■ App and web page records
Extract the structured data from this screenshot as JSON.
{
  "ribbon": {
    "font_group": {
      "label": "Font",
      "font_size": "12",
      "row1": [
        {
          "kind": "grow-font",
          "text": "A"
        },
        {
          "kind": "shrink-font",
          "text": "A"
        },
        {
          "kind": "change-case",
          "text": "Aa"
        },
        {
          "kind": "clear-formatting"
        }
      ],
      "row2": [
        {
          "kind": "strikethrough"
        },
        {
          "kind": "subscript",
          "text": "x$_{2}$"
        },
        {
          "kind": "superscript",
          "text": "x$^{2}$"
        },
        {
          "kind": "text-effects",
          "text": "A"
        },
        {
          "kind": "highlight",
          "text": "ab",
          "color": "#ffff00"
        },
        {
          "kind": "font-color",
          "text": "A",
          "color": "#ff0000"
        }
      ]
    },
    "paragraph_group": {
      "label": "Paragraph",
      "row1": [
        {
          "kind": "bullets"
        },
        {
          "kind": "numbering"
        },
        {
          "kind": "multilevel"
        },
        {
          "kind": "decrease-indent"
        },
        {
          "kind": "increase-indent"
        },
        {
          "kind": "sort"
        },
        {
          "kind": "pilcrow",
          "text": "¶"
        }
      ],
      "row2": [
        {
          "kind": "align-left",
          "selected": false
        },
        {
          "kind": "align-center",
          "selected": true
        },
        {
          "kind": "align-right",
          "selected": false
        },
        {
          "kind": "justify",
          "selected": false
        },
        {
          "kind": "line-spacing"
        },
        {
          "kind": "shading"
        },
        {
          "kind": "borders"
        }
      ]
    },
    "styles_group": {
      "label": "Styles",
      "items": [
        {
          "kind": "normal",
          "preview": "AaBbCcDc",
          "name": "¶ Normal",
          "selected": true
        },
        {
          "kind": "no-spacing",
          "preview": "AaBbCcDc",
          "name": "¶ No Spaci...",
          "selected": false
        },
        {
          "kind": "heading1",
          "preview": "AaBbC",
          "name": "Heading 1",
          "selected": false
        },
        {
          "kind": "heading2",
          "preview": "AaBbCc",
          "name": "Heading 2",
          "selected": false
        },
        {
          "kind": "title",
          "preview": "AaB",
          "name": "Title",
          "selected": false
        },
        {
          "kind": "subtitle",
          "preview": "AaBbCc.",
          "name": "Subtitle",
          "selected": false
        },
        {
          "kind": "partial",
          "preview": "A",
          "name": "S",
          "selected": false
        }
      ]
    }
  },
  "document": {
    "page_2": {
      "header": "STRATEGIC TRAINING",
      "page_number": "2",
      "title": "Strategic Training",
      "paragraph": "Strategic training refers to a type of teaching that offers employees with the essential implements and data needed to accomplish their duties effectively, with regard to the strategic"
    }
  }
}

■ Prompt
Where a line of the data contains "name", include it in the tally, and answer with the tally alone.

■ Reply
7